Thursday, July 14, 2011

The Office of Doom, by Richard Bowes

Spoilers, what little I can divine anyway.

One of the writers of the last story and I have something in common, we love the titles of Lovecraft's stories. The Colour out of Space,  At the Mountains of Madness, The Shadow over Innsmouth, they both describe everything and nothing about the story.

This sounds like the episode title to something from Invader Zim...
The story begins with our unnamed protagonist tasked with clearing out the titular office, its a short amount of time before he leaves this university he's been at for 35 years now, and he beginins to reminice about its history.

This is explained over several people, but its essentially the place they put people they will fire soon, thus its name. There's only two people truly relevent, Chris, a nerd conspiracy theorist student who used it as an office between firings, and was a friend of the protagonist, and liked Lovecraft stuff. (A reoccurring habit in the mythos is being meta with Lovecraft himself.) and Hooker, a teacher who hated Chris and took over the office, unaware of its reputation.

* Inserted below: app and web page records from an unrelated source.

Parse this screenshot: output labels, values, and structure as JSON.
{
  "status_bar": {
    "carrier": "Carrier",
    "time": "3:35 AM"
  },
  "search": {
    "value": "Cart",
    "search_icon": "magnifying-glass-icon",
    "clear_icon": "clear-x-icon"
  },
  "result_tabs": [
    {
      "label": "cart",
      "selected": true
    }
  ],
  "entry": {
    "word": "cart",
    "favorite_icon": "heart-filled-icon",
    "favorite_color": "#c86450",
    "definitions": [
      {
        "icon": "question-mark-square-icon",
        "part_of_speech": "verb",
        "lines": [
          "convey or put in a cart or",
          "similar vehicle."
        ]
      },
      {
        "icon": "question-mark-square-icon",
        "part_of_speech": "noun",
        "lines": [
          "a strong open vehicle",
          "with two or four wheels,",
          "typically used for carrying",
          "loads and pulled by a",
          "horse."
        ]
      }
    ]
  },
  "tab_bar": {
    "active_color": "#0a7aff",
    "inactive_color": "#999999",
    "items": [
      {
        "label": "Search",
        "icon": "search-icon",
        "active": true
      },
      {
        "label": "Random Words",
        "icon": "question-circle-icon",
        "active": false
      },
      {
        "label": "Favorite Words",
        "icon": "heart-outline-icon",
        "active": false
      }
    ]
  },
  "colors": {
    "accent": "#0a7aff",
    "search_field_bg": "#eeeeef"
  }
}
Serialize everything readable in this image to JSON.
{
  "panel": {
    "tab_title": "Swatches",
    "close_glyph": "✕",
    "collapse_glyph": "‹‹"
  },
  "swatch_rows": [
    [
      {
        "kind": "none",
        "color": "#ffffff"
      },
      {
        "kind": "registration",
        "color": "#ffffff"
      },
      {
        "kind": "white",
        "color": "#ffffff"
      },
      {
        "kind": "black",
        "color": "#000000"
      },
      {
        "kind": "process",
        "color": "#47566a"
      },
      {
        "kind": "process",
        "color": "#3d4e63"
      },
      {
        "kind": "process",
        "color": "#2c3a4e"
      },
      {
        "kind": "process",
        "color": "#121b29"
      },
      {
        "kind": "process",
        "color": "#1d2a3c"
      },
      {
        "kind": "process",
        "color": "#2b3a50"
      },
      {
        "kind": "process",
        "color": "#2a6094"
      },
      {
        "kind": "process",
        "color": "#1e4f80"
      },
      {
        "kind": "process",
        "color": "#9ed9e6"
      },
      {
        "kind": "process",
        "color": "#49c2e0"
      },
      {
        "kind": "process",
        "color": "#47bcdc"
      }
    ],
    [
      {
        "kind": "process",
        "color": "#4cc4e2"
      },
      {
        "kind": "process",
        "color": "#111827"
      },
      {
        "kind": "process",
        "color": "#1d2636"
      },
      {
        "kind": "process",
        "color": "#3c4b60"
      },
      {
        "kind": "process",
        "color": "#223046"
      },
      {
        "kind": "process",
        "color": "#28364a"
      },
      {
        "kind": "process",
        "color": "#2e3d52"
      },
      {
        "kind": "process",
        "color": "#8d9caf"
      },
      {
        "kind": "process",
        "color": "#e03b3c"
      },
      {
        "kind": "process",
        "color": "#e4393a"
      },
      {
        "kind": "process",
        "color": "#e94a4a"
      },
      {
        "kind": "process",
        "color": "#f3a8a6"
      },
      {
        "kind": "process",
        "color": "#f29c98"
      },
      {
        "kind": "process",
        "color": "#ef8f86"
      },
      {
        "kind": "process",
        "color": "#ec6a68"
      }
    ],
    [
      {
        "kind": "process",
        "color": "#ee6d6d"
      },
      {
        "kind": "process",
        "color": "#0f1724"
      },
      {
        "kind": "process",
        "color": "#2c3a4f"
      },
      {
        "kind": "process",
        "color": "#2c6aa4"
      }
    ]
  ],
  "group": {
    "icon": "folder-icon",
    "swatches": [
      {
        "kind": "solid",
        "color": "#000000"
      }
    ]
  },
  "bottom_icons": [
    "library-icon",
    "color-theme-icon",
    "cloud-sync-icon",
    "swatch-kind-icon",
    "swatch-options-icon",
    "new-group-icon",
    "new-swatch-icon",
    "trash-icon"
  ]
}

The story flashes between time periods, past and present, this is what I liked most about it, it felt unique, though difficult. Its worth mentioning this was an extremely short story, like, I read it during loading scenes and pauses in Alice, Madness Returns and waiting for a youtube video, so it felt very much like someone remembering something over about an hour.

In cleaning the office, though, he discovers an envelope labled Necrom/Mikaton and decides to visit who he calls the Campus witch. Visiting her, there's they vaguely hint an ominous fate befell Chris, and that he did a prank with a interlibrary loan.

The woman's an old bitch, but she says she'll do something about the letter and lets him get back to his flashbacks. It turns out that the protagonist helped with this prank, requesting the necronomicon, it was all fun and games. Then it arrived.

It's vaguely hinted certain parties did not like this, but they never connected him to this, just Chris. Eventually its time for the removal of the letter, and Chris arrives, taking care of it personally. Then the protagonist has his retirement party, it turns out, everything worked and he now has a job cleaning up these mythos related mistakes where people were sloppy, this is explained to him by the witch, and the story ends.

It wasn't the largest of world changing adventures but I really liked how it was written, and the lack of if things were real and mythotic, it was some legal thing for a childish prank or so one. Then I read the spiel on what inspired the author, and it turns out to a point, this was a true story. Oh I'm sure there were no witches or Chris, but...

The author worked in a library and joked about attempting an interlibrary loan of the book, this was apparently a very popular thing to do and caused a lot of drama back in the day for librarys. This little fact alone made up for any dislike of the story, simply due to amusement, and making me put more appreciation into this bit of history then thinking it was more or less a failed prehistoric ARG.

Not the best, the crevasse was more my style, but an entertaining read.


  1. Glad you somewhat liked it.

    Rick Bowes

  2. Mythos stories don't always have to be big and earth shattering. I can remember a few minor ones where people get out though I don't know how common it is.

  3. 1) Invader Zim is the shit
    2) Everyone loves when things change time and there's epic booms
    3) +follower

  4. thats nice, keep it up!

  5. @ Rock Bowes: Man I wasn't expecting a response from the author! Sorry it can't be more positive, but as I said, the fact it was partially real and unique writing definitely make improve on it.

    @Badscribbler: It's not, but it does happen. The fact this is more outside looking in perspective on a mythos story helps.

    @M_BIA: I did like the show, just the title constantly brought it to mind, and thats a bit of a distraction for nihilist horror.